A New Call to Stop Human Trafficking
The Rev. Victoria Jarvis
Deacon, St. Martin in the Fields | Brookhaven
Because we cannot change what we cannot see, the Rev. Victoria Jarvis wants everyone to take a hard look at human trafficking. She is chair of a new commission that aims to reach each of the 116 worshiping communities in the diocese with this video message: “Human trafficking is pervasive everywhere. It’s not just the sleazy street corners of Atlanta. It’s in the mountains of Georgia. It’s all over.”
The mission of the new Diocese of Atlanta Commission on Human Trafficking is to partner with government, community and nonprofit organizations to educate engage and empower Episcopal congregations to put an end to human trafficking in Georgia and across the planet. Trapped in a hellish wilderness, victims are isolated and sold over and over, and awareness is the first step to stopping this. Jarvis urges people across the diocese to learn through forums and Bible studies, donate professional skills and funds, educate children and youth, and contact the commission to get involved.
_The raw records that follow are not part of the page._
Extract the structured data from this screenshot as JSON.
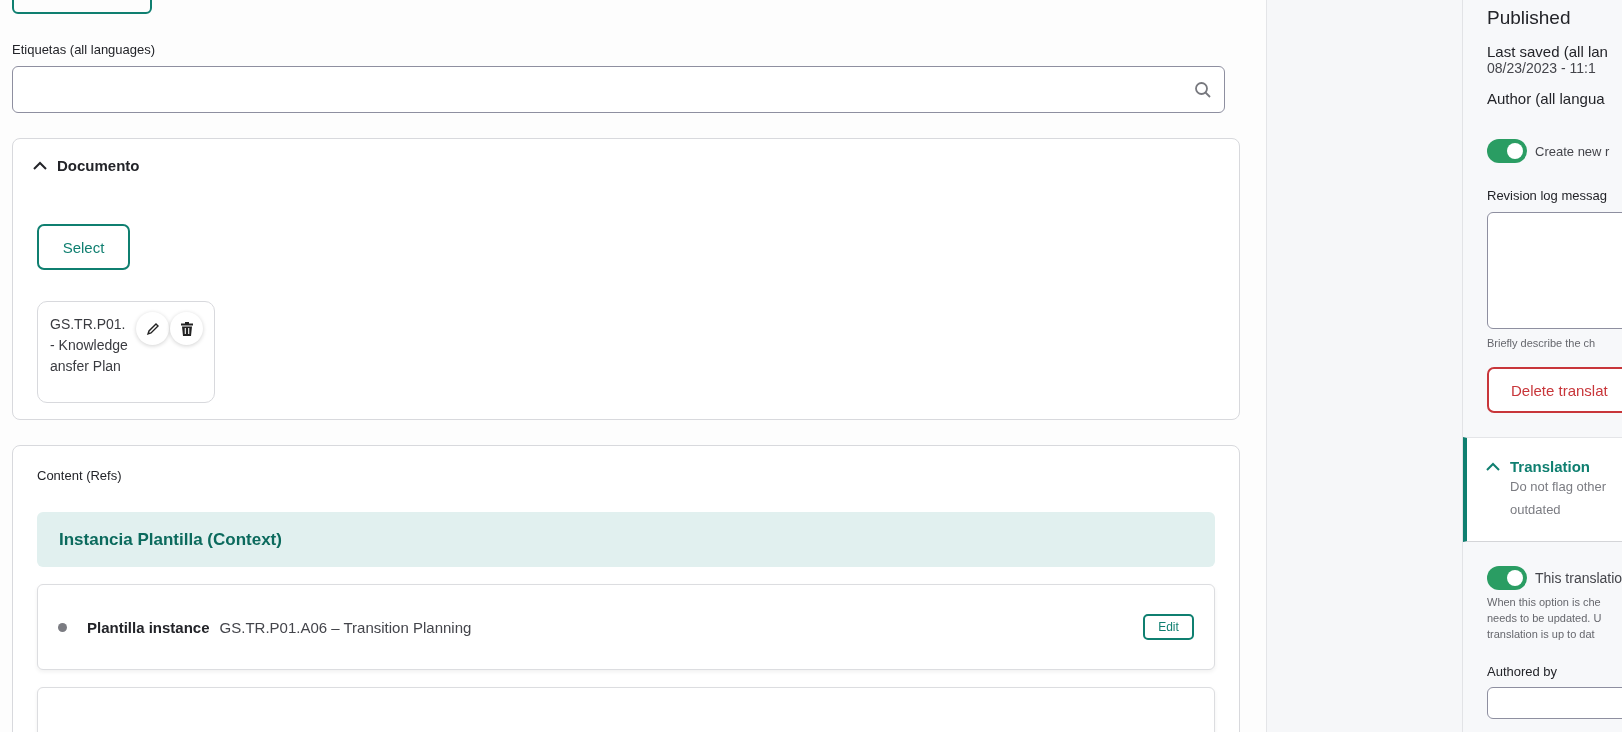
{
  "tags_field": {
    "label": "Etiquetas (all languages)"
  },
  "document": {
    "title": "Documento",
    "expanded": true,
    "select_button": "Select",
    "item": {
      "title_lines": [
        "GS.TR.P01.",
        "- Knowledge",
        "ansfer Plan"
      ]
    }
  },
  "content": {
    "label": "Content (Refs)",
    "group_title": "Instancia Plantilla (Context)",
    "rows": [
      {
        "type_label": "Plantilla instance",
        "title": "GS.TR.P01.A06 – Transition Planning",
        "edit": "Edit"
      }
    ]
  },
  "sidebar": {
    "status": "Published",
    "meta": [
      {
        "label": "Last saved (all lan",
        "value": "08/23/2023 - 11:1"
      },
      {
        "label": "Author (all langua"
      }
    ],
    "revision_toggle": {
      "label": "Create new r",
      "on": true
    },
    "revision_log": {
      "label": "Revision log messag",
      "hint": "Briefly describe the ch"
    },
    "delete_button": "Delete translat",
    "translation": {
      "title": "Translation",
      "expanded": true,
      "description": [
        "Do not flag other",
        "outdated"
      ]
    },
    "outdated_toggle": {
      "label": "This translatio",
      "on": true,
      "description": [
        "When this option is che",
        "needs to be updated. U",
        "translation is up to dat"
      ]
    },
    "authored_by": {
      "label": "Authored by"
    }
  }
}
“Let’s talk about this,” Jarvis said. “Let’s roll up our sleeves and see what we can do in our communities to combat human trafficking.”
Her work is an extension of Atlanta’s civil rights battles that she witnessed growing up. As a kid, knowing that the Ku Klux Klan burned a cross at Stone Mountain scared her. Seeing “whites only” water fountains at a department store made her conscious of racism. “God planted that seed of injustice early in me,” she said.
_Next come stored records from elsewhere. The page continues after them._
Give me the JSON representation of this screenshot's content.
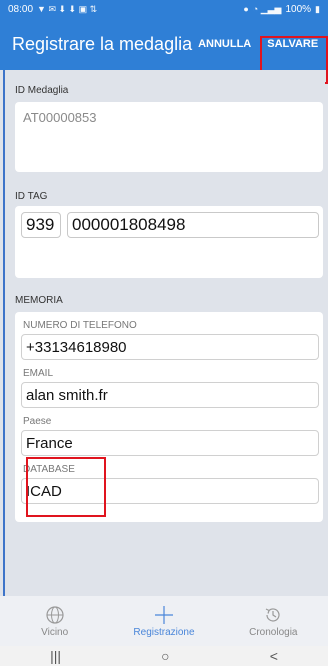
{
  "status_bar": {
    "time": "08:00",
    "battery": "100%"
  },
  "app_bar": {
    "title": "Registrare la medaglia",
    "cancel_label": "ANNULLA",
    "save_label": "SALVARE"
  },
  "medal": {
    "section_label": "ID Medaglia",
    "value": "AT00000853"
  },
  "tag": {
    "section_label": "ID TAG",
    "prefix": "939",
    "number": "000001808498"
  },
  "memory": {
    "section_label": "MEMORIA",
    "fields": [
      {
        "label": "NUMERO DI TELEFONO",
        "value": "+33134618980"
      },
      {
        "label": "EMAIL",
        "value": "alan smith.fr"
      },
      {
        "label": "Paese",
        "value": "France"
      },
      {
        "label": "DATABASE",
        "value": "ICAD"
      }
    ]
  },
  "bottom_nav": {
    "items": [
      {
        "label": "Vicino",
        "icon": "globe-icon"
      },
      {
        "label": "Registrazione",
        "icon": "plus-icon"
      },
      {
        "label": "Cronologia",
        "icon": "history-icon"
      }
    ]
  },
  "system_nav": {
    "recent": "|||",
    "home": "○",
    "back": "<"
  },
  "colors": {
    "primary": "#2f7fd6",
    "highlight": "#e0141e",
    "active_nav": "#4a86d9"
  }
}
On a mission trip with St. David’s Episcopal Church to Honduras in 2004, Jarvis witnessed extreme poverty. She spent the next decade traveling to volunteer there, thinking that God was calling her there permanently. “That’s not why I sent you there,” she heard God say, and began centering her work in Roswell, building a ministry to Hispanic people.
When she was ordained in 2018, Jarvis “could really see that all that preparation for years was God calling me,” she said. Jarvis now serves as a vocational deacon at St. Martin in
the Fields. Listening and acting on God’s guidance, she has learned to be surprised and often uncomfortable, and invite others into that same space and to listen. “Sex Trafficking and Labor Trafficking wasn’t even on my radar,” she said. “That’s how God works.”